Jonathan Benson – Natural News April 11, 2012
A Facebook petition signed by more than 157,000 people has prompted the Mattel company to create a new Barbie doll in the likeness of a cancer victim. According to News.com.au, the bald-headed doll, which will be dubbed “a friend of Barbie,” is set to be released in 2013, and will come with an assortment of head dressings and clothing commonly worn by real-life female cancer victims.
Cancer rates are apparently skyrocketing so much in the U.S. today — even among children — that certain individuals feel Mattel should release a cancer-stricken Barbie doll for children in order to keep up with this disastrous trend. These individuals, in other words, appear to fully endorse the bizarre materialization of one of America’s most deadly conditions into a children’s toy.
“We would like to see a Beautiful and Bald Barbie made to help young girls who suffer from hair loss due to cancer treatments, alopecia or trichotillomania,” says a petition written to Mattel by Beautiful and Bald Barbie, the Facebook group that first promoted the idea. “Also, for young girls who are having trouble coping with their mother’s hair loss from chemo. Many children have some difficulty accepting their mother, sister, aunt, grandparent or friend going from long-haired to bald.”
Mattel says it will not actually sell the “Beautiful and Bald Barbie” in retail stores, but rather it will distribute it to children with cancer in hospitals throughout the U.S. and Canada. Some of the cancer dolls will also reportedly be offered to charity partners on other continents as well, as an act of goodwill towards those suffering from cancer globally.
You can see a rendering of cancer Barbie at:
As generous and well-meaning as this initiative is, one cannot help but notice the disturbing symbolic implications of a Barbie doll with cancer.
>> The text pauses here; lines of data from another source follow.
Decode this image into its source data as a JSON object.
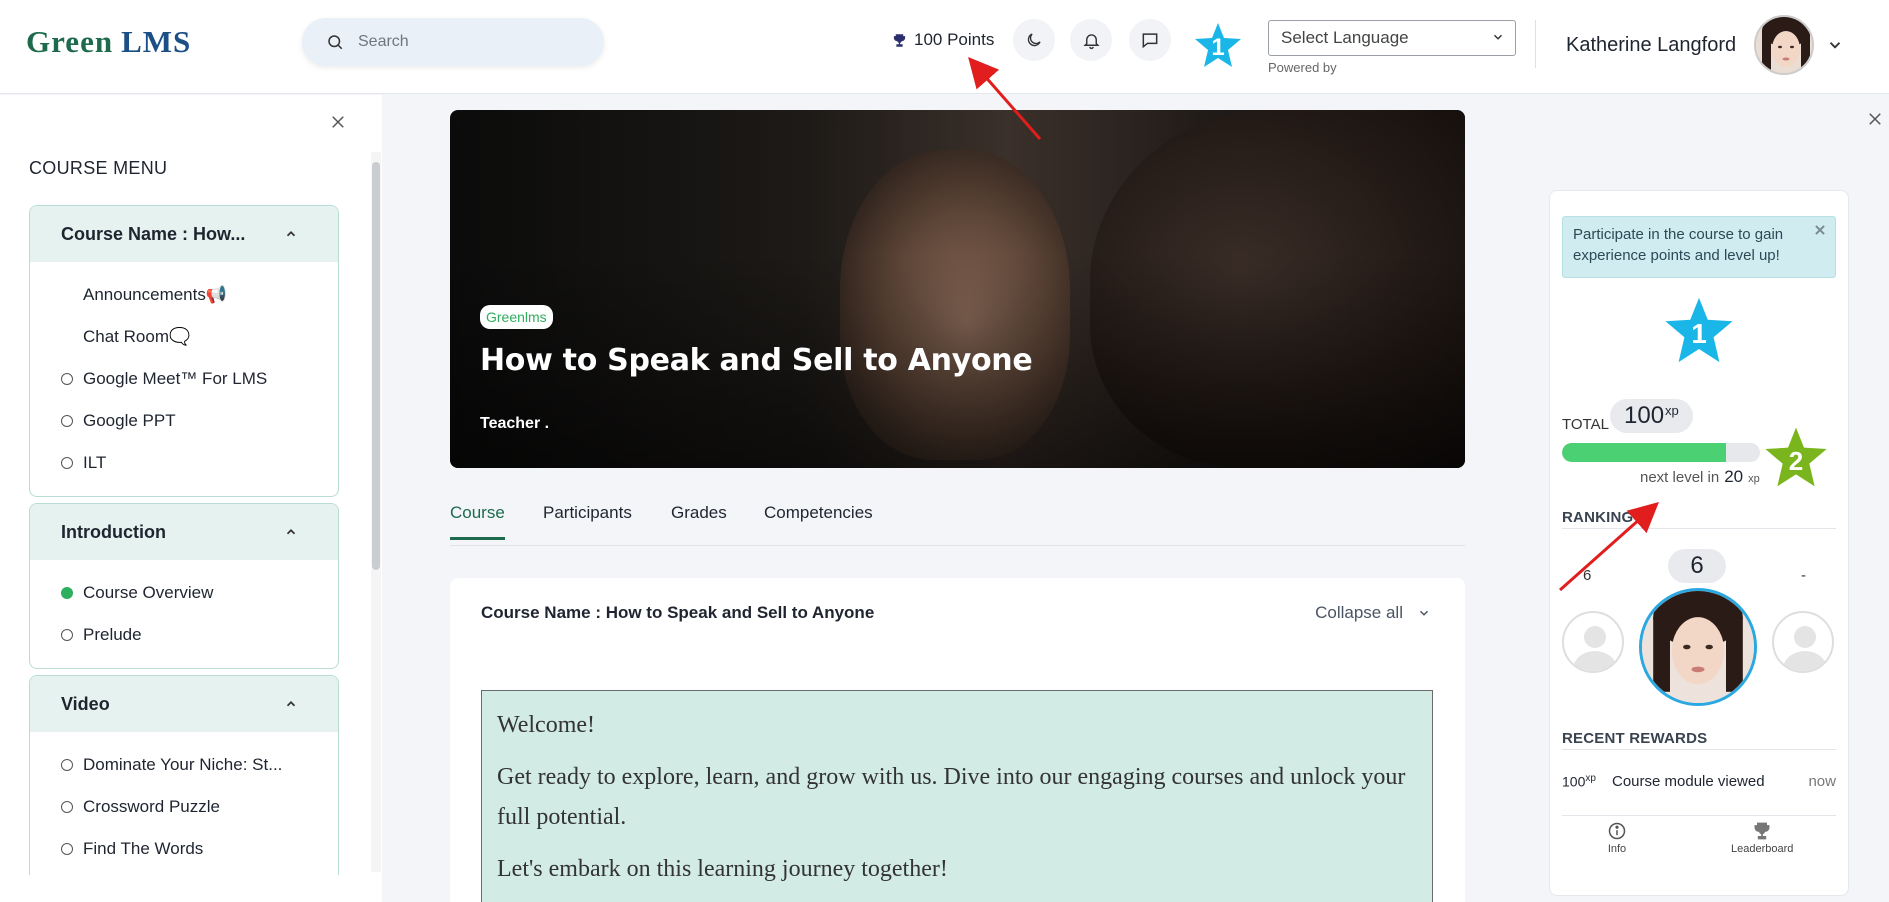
{
  "header": {
    "logo_green": "Green",
    "logo_lms": "LMS",
    "search_placeholder": "Search",
    "points_label": "100 Points",
    "level": "1",
    "language_select": "Select Language",
    "powered_by": "Powered by",
    "user_name": "Katherine Langford"
  },
  "sidebar": {
    "title": "COURSE MENU",
    "sections": [
      {
        "title": "Course Name : How...",
        "items": [
          {
            "label": "Announcements📢",
            "status": "none"
          },
          {
            "label": "Chat Room🗨️",
            "status": "none"
          },
          {
            "label": "Google Meet™ For LMS",
            "status": "empty"
          },
          {
            "label": "Google PPT",
            "status": "empty"
          },
          {
            "label": "ILT",
            "status": "empty"
          }
        ]
      },
      {
        "title": "Introduction",
        "items": [
          {
            "label": "Course Overview",
            "status": "done"
          },
          {
            "label": "Prelude",
            "status": "empty"
          }
        ]
      },
      {
        "title": "Video",
        "items": [
          {
            "label": "Dominate Your Niche: St...",
            "status": "empty"
          },
          {
            "label": "Crossword Puzzle",
            "status": "empty"
          },
          {
            "label": "Find The Words",
            "status": "empty"
          }
        ]
      }
    ]
  },
  "course": {
    "badge": "Greenlms",
    "title": "How to Speak and Sell to Anyone",
    "teacher": "Teacher .",
    "tabs": [
      "Course",
      "Participants",
      "Grades",
      "Competencies"
    ],
    "active_tab": "Course",
    "card_title": "Course Name : How to Speak and Sell to Anyone",
    "collapse_label": "Collapse all",
    "welcome": [
      "Welcome!",
      "Get ready to explore, learn, and grow with us. Dive into our engaging courses and unlock your full potential.",
      "Let's embark on this learning journey together!"
    ]
  },
  "xp_panel": {
    "info_text": "Participate in the course to gain experience points and level up!",
    "current_level": "1",
    "next_level": "2",
    "total_label": "TOTAL",
    "total_xp": "100",
    "xp_unit": "xp",
    "progress_fraction": 0.83,
    "next_level_label": "next level in",
    "next_level_xp": "20",
    "ranking_label": "RANKING",
    "rank_left": "6",
    "rank_self": "6",
    "rank_right": "-",
    "recent_rewards_label": "RECENT REWARDS",
    "reward_xp": "100",
    "reward_desc": "Course module viewed",
    "reward_time": "now",
    "footer_info": "Info",
    "footer_leaderboard": "Leaderboard"
  },
  "colors": {
    "brand_green": "#1d6b4c",
    "level_blue": "#1ab6e8",
    "level_green": "#7ab51d",
    "progress_green": "#4cd074",
    "annotation_red": "#e11d1d"
  }
}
Since Barbies were originally created as a fashion doll for young girls to relate to, the concept of a Barbie doll with cancer not only shows just how prevalent this horrible disease has become, but also how cancer is becoming typecasted as commonplace and fashionable.
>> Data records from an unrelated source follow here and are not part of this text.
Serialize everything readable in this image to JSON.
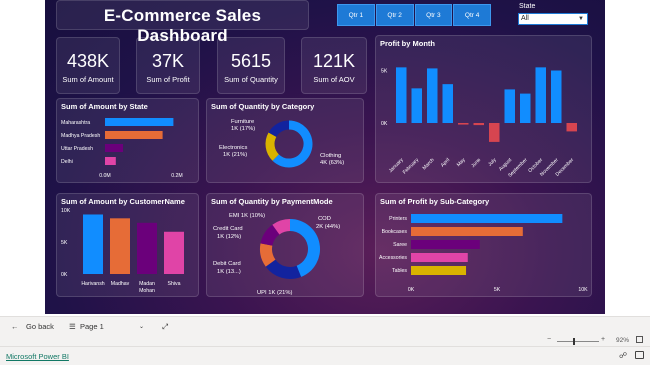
{
  "dashboard": {
    "title": "E-Commerce Sales Dashboard"
  },
  "quarters": [
    "Qtr 1",
    "Qtr 2",
    "Qtr 3",
    "Qtr 4"
  ],
  "state_filter": {
    "label": "State",
    "value": "All"
  },
  "kpis": [
    {
      "value": "438K",
      "label": "Sum of Amount"
    },
    {
      "value": "37K",
      "label": "Sum of Profit"
    },
    {
      "value": "5615",
      "label": "Sum of Quantity"
    },
    {
      "value": "121K",
      "label": "Sum of AOV"
    }
  ],
  "panels": {
    "amount_by_state": "Sum of Amount by State",
    "quantity_by_category": "Sum of Quantity by Category",
    "profit_by_month": "Profit by Month",
    "amount_by_customer": "Sum of Amount by CustomerName",
    "quantity_by_payment": "Sum of Quantity by PaymentMode",
    "profit_by_subcategory": "Sum of Profit by Sub-Category"
  },
  "colors": {
    "blue": "#118dff",
    "orange": "#e66c37",
    "purple": "#6b007b",
    "pink": "#e044a7",
    "navy": "#12239e",
    "yellow": "#d9b300",
    "red": "#d64550"
  },
  "chart_data": [
    {
      "type": "bar",
      "orientation": "horizontal",
      "title": "Sum of Amount by State",
      "categories": [
        "Maharashtra",
        "Madhya Pradesh",
        "Uttar Pradesh",
        "Delhi"
      ],
      "values": [
        0.19,
        0.16,
        0.05,
        0.03
      ],
      "xticks": [
        "0.0M",
        "0.2M"
      ],
      "xlim": [
        0,
        0.2
      ]
    },
    {
      "type": "pie",
      "donut": true,
      "title": "Sum of Quantity by Category",
      "labels": [
        "Clothing",
        "Electronics",
        "Furniture"
      ],
      "values": [
        63,
        21,
        17
      ],
      "label_text": [
        "Clothing\n4K (63%)",
        "Electronics\n1K (21%)",
        "Furniture\n1K (17%)"
      ]
    },
    {
      "type": "bar",
      "title": "Profit by Month",
      "categories": [
        "January",
        "February",
        "March",
        "April",
        "May",
        "June",
        "July",
        "August",
        "September",
        "October",
        "November",
        "December"
      ],
      "values": [
        5300,
        3300,
        5200,
        3700,
        -150,
        -200,
        -1800,
        3200,
        2800,
        5300,
        5000,
        -800
      ],
      "yticks": [
        "5K",
        "0K"
      ],
      "ylim": [
        -2000,
        6000
      ]
    },
    {
      "type": "bar",
      "title": "Sum of Amount by CustomerName",
      "categories": [
        "Harivansh",
        "Madhav",
        "Madan Mohan",
        "Shiva"
      ],
      "values": [
        9300,
        8700,
        8000,
        6600
      ],
      "yticks": [
        "10K",
        "5K",
        "0K"
      ],
      "ylim": [
        0,
        10000
      ]
    },
    {
      "type": "pie",
      "donut": true,
      "title": "Sum of Quantity by PaymentMode",
      "labels": [
        "COD",
        "UPI",
        "Debit Card",
        "Credit Card",
        "EMI"
      ],
      "values": [
        44,
        21,
        13,
        12,
        10
      ],
      "label_text": [
        "COD\n2K (44%)",
        "UPI 1K (21%)",
        "Debit Card\n1K (13...)",
        "Credit Card\n1K (12%)",
        "EMI 1K (10%)"
      ]
    },
    {
      "type": "bar",
      "orientation": "horizontal",
      "title": "Sum of Profit by Sub-Category",
      "categories": [
        "Printers",
        "Bookcases",
        "Saree",
        "Accessories",
        "Tables"
      ],
      "values": [
        8800,
        6500,
        4000,
        3300,
        3200
      ],
      "xticks": [
        "0K",
        "5K",
        "10K"
      ],
      "xlim": [
        0,
        10000
      ]
    }
  ],
  "page_nav": {
    "back": "Go back",
    "page": "Page 1"
  },
  "zoom": {
    "level": "92%"
  },
  "footer": {
    "link": "Microsoft Power BI"
  }
}
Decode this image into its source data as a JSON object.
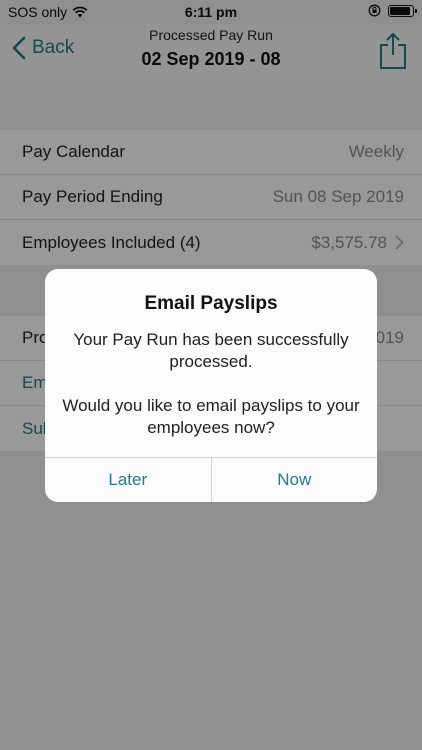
{
  "status_bar": {
    "carrier": "SOS only",
    "time": "6:11 pm",
    "battery_level": 0.9
  },
  "nav": {
    "back_label": "Back",
    "subtitle": "Processed Pay Run",
    "title": "02 Sep 2019 - 08"
  },
  "details": {
    "pay_calendar_label": "Pay Calendar",
    "pay_calendar_value": "Weekly",
    "pay_period_label": "Pay Period Ending",
    "pay_period_value": "Sun 08 Sep 2019",
    "employees_label": "Employees Included (4)",
    "employees_value": "$3,575.78"
  },
  "actions": {
    "processed_label": "Pro",
    "processed_value": "019",
    "email_label": "Em",
    "submit_label": "Sub"
  },
  "dialog": {
    "title": "Email Payslips",
    "message_line1": "Your Pay Run has been successfully processed.",
    "message_line2": "Would you like to email payslips to your employees now?",
    "later_label": "Later",
    "now_label": "Now"
  },
  "colors": {
    "accent": "#1e7b8c",
    "overlay": "rgba(0,0,0,0.40)"
  },
  "icons": {
    "wifi": "wifi-icon",
    "lock_rotation": "lock-rotation-icon",
    "battery": "battery-icon",
    "back": "chevron-left-icon",
    "share": "share-icon",
    "disclosure": "chevron-right-icon"
  }
}
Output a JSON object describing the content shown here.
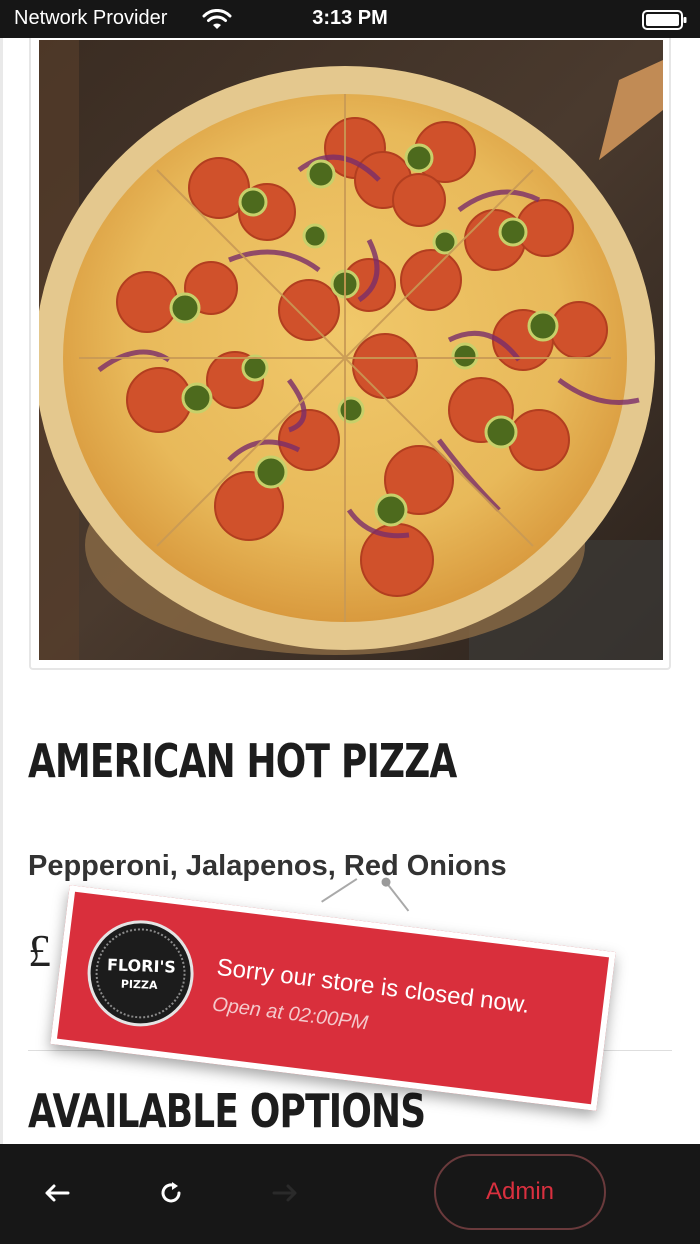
{
  "status_bar": {
    "carrier": "Network Provider",
    "time": "3:13 PM",
    "wifi_icon": "wifi-icon",
    "battery_icon": "battery-icon"
  },
  "product": {
    "title": "AMERICAN HOT PIZZA",
    "description": "Pepperoni, Jalapenos, Red Onions",
    "price_visible": "£",
    "options_heading": "AVAILABLE OPTIONS",
    "image": "pizza-photo"
  },
  "closed_banner": {
    "logo_brand": "FLORI'S",
    "logo_sub": "PIZZA",
    "message": "Sorry our store is closed now.",
    "reopen": "Open at 02:00PM",
    "color": "#d92f3c"
  },
  "bottom_bar": {
    "back_icon": "arrow-left-icon",
    "reload_icon": "reload-icon",
    "forward_icon": "arrow-right-icon",
    "admin_label": "Admin",
    "admin_color": "#d9303f"
  }
}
In the same way that creating an obese Barbie or a Barbie with leprosy, for instance, would be a morbid venture, creating a Barbie with cancer only helps to normalize a devastating condition that is largely avoidable and treatable outside the conventional medical paradigm. Rather than attempt to turn cancer into a type of cultural paragon, perhaps the “Beautiful and Bald Barbie” group, as well as Mattel, could funnel their well-intentioned efforts into promoting cancer prevention and alternative cancer treatments.